At the starting point we are poised almost half-way along Ted’s lifeline, through which, like Magnus’s, Le Carré skips about at his pleasure and then hearkens back to as we read along. And the two stories resonate in other ways, the loudest being the secretive foreign men of mystery to whom Pym and Mundy become inextricably bound, friendships which bridge and sometimes betray loyalties and ideologies. Both men get recruited into the world’s second oldest profession, each ultimately to exit in roughly similar fashion having done his civic duty.
That said, I don’t think Le Carré’s writing is formulaic, but it does exhibit certain patterns. One that keeps popping up involves trust and identity. Spies and counterspies are never who they say they are except among putative friends, and so even to them agents obliquely say as little as possible. Indeed, a life of deception often leaves them unsure of who they themselves are. The web of mistrust doesn’t extend to everyone of course (spouses tend to be reliable), but it thoroughly shapes the politics of inner spy sanctums, as Pym and Mundy (and cagy old George Smiley too) come to appreciate.
I do not rupture time as much in my novel, and perhaps that makes it less “literary.” My characters’ flashbacks are relatively brief and are narratives rather than once-upon-a-time set pieces, but that doesn’t mean they don’t illuminate character or motivation. Had the evolving plot demanded more backstories of me and I felt capable of spinning them, I might have woven them in. I resisted because my novel was already quite weighty in the present without putting on girth from the past. Instead, I chose to reveal my people’s makeups less elegantly by letting them bounce off one another and now and then by eavesdropping on their private thoughts. Perhaps my next novel will make confetti of time, but not this straightaway journeyman tale.
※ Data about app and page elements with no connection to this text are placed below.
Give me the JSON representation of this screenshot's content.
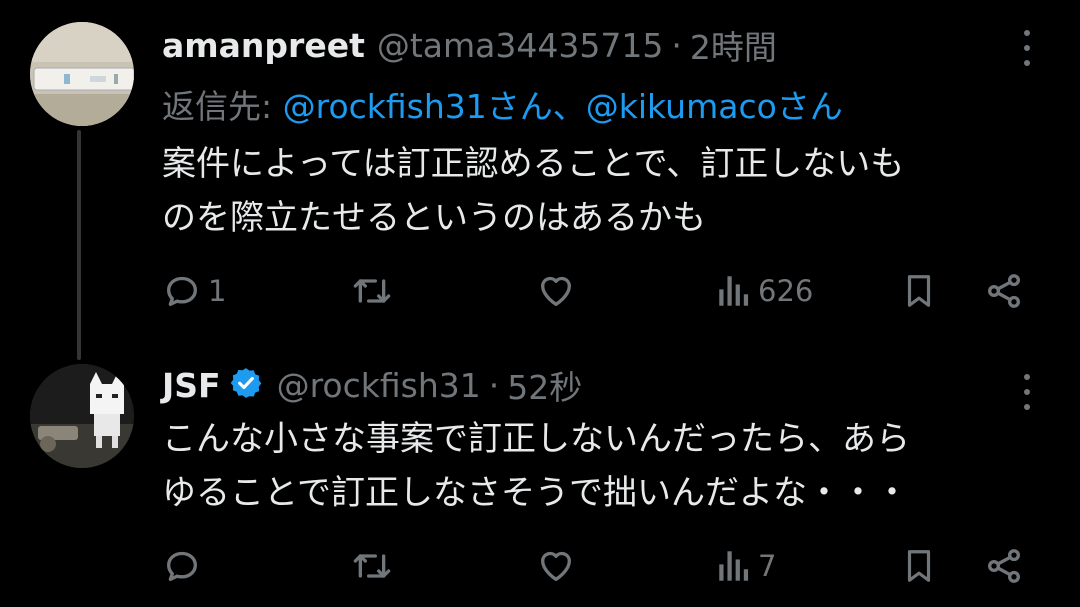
{
  "tweets": [
    {
      "name": "amanpreet",
      "handle": "@tama34435715",
      "time": "2時間",
      "reply_prefix": "返信先: ",
      "reply_mentions": [
        "@rockfish31さん",
        "@kikumacoさん"
      ],
      "reply_separator": "、",
      "lines": [
        "案件によっては訂正認めることで、訂正しないも",
        "のを際立たせるというのはあるかも"
      ],
      "replies": "1",
      "retweets": "",
      "likes": "",
      "views": "626",
      "verified": false
    },
    {
      "name": "JSF",
      "handle": "@rockfish31",
      "time": "52秒",
      "lines": [
        "こんな小さな事案で訂正しないんだったら、あら",
        "ゆることで訂正しなさそうで拙いんだよな・・・"
      ],
      "replies": "",
      "retweets": "",
      "likes": "",
      "views": "7",
      "verified": true
    }
  ],
  "colors": {
    "background": "#000000",
    "text": "#e7e9ea",
    "secondary": "#71767b",
    "link": "#1d9bf0",
    "verified": "#1d9bf0"
  },
  "icons": [
    "reply-icon",
    "retweet-icon",
    "like-icon",
    "views-icon",
    "bookmark-icon",
    "share-icon",
    "more-icon",
    "verified-badge-icon"
  ]
}
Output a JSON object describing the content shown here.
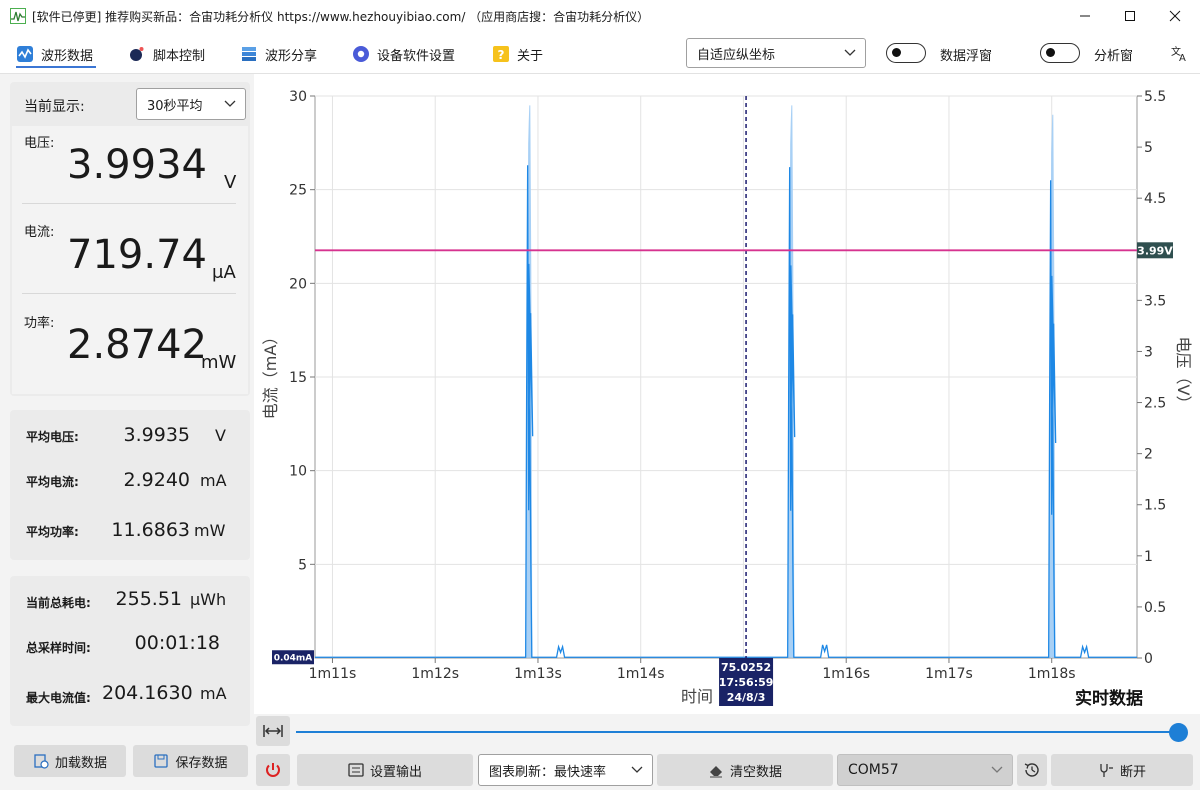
{
  "window": {
    "title": "[软件已停更] 推荐购买新品：合宙功耗分析仪 https://www.hezhouyibiao.com/ （应用商店搜：合宙功耗分析仪）"
  },
  "menu": {
    "items": [
      {
        "label": "波形数据",
        "icon": "waveform-icon"
      },
      {
        "label": "脚本控制",
        "icon": "script-icon"
      },
      {
        "label": "波形分享",
        "icon": "share-icon"
      },
      {
        "label": "设备软件设置",
        "icon": "settings-icon"
      },
      {
        "label": "关于",
        "icon": "help-icon"
      }
    ],
    "axis_mode": "自适应纵坐标",
    "float_window_label": "数据浮窗",
    "analysis_window_label": "分析窗"
  },
  "display": {
    "current_label": "当前显示:",
    "mode": "30秒平均",
    "voltage_label": "电压:",
    "voltage_value": "3.9934",
    "voltage_unit": "V",
    "current_label2": "电流:",
    "current_value": "719.74",
    "current_unit": "μA",
    "power_label": "功率:",
    "power_value": "2.8742",
    "power_unit": "mW"
  },
  "averages": {
    "avg_voltage_label": "平均电压:",
    "avg_voltage_value": "3.9935",
    "avg_voltage_unit": "V",
    "avg_current_label": "平均电流:",
    "avg_current_value": "2.9240",
    "avg_current_unit": "mA",
    "avg_power_label": "平均功率:",
    "avg_power_value": "11.6863",
    "avg_power_unit": "mW"
  },
  "totals": {
    "energy_label": "当前总耗电:",
    "energy_value": "255.51",
    "energy_unit": "μWh",
    "sample_time_label": "总采样时间:",
    "sample_time_value": "00:01:18",
    "max_current_label": "最大电流值:",
    "max_current_value": "204.1630",
    "max_current_unit": "mA"
  },
  "buttons": {
    "load_data": "加载数据",
    "save_data": "保存数据",
    "output_settings": "设置输出",
    "refresh_rate": "图表刷新：最快速率",
    "clear_data": "清空数据",
    "port": "COM57",
    "disconnect": "断开"
  },
  "chart_data": {
    "type": "line",
    "xlabel": "时间",
    "ylabel_left": "电流（mA）",
    "ylabel_right": "电压（V）",
    "ylim_left": [
      0,
      30
    ],
    "ylim_right": [
      0,
      5.5
    ],
    "xlim_s": [
      70.83,
      78.83
    ],
    "yticks_left": [
      5,
      10,
      15,
      20,
      25,
      30
    ],
    "yticks_right": [
      0,
      0.5,
      1,
      1.5,
      2,
      2.5,
      3,
      3.5,
      4,
      4.5,
      5,
      5.5
    ],
    "xticks": [
      {
        "t": 71,
        "label": "1m11s"
      },
      {
        "t": 72,
        "label": "1m12s"
      },
      {
        "t": 73,
        "label": "1m13s"
      },
      {
        "t": 74,
        "label": "1m14s"
      },
      {
        "t": 75,
        "label": "1m15s"
      },
      {
        "t": 76,
        "label": "1m16s"
      },
      {
        "t": 77,
        "label": "1m17s"
      },
      {
        "t": 78,
        "label": "1m18s"
      }
    ],
    "current_series": {
      "name": "电流",
      "baseline_mA": 0.04,
      "pulses": [
        {
          "start_s": 72.89,
          "end_s": 72.94,
          "peak_mA": 26.3,
          "max_envelope_mA": 29.5
        },
        {
          "start_s": 75.44,
          "end_s": 75.49,
          "peak_mA": 26.2,
          "max_envelope_mA": 29.5
        },
        {
          "start_s": 77.98,
          "end_s": 78.03,
          "peak_mA": 25.5,
          "max_envelope_mA": 29.0
        }
      ],
      "small_bumps": [
        {
          "t_s": 73.22,
          "mA": 0.6
        },
        {
          "t_s": 75.79,
          "mA": 0.7
        },
        {
          "t_s": 78.32,
          "mA": 0.6
        }
      ]
    },
    "voltage_series": {
      "name": "电压",
      "value_V": 3.99
    },
    "cursor": {
      "t_s": 75.0252,
      "label_lines": [
        "75.0252",
        "17:56:59",
        "24/8/3"
      ]
    },
    "left_value_tag": "0.04mA",
    "right_value_tag": "3.99V",
    "mode_label": "实时数据"
  },
  "colors": {
    "current": "#1e88e5",
    "current_envelope": "#a8d0f5",
    "voltage": "#d6338f",
    "cursor": "#1a1a6e",
    "accent": "#1e7fd6"
  }
}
Living outside the law is what bonds my characters; their mistrust focuses mainly on authorities rather than one another, although there’s some of that. A surfeit of paranoia advises them to take prudent precautions such as code words, encrypted phone apps, and sniffing for audio bugs. And unlike Pym in A Perfect Spy, they have no worthy adversary like Karla to play cat-and-mouse games with, a deliberate decision to make my conspirators’ enemy faceless and nameless.
A screenwriter who read the manuscript thought this a mistake and advised me to inject a dogged Greek police detective to spice up the action. While Greek gendarmes do threaten my folks, I rejected his suggestion after considering all the characterization and digressions adding him would entail. LeCarré’s Karla is only occasionally salient and his few onstage appearances are scattered throughout several novels. No, I concluded, my conspiracy’s one worthy adversary is the man they plan to assassinate in another country and his minions, one sufficiently well characterized by those speaking of him. Let me tell you, you wouldn’t want to get into his head any more than you’d want to get into Donald Trump’s.
I don’t know what my British spirit guide would say about my digressions from his métier, though I suspect he would want to say more about what makes my characters tick and might well inject a turncoat into their midst. That’s decent advice, old chap. I’ll think about it.
There’s more about the substance of my novel over here.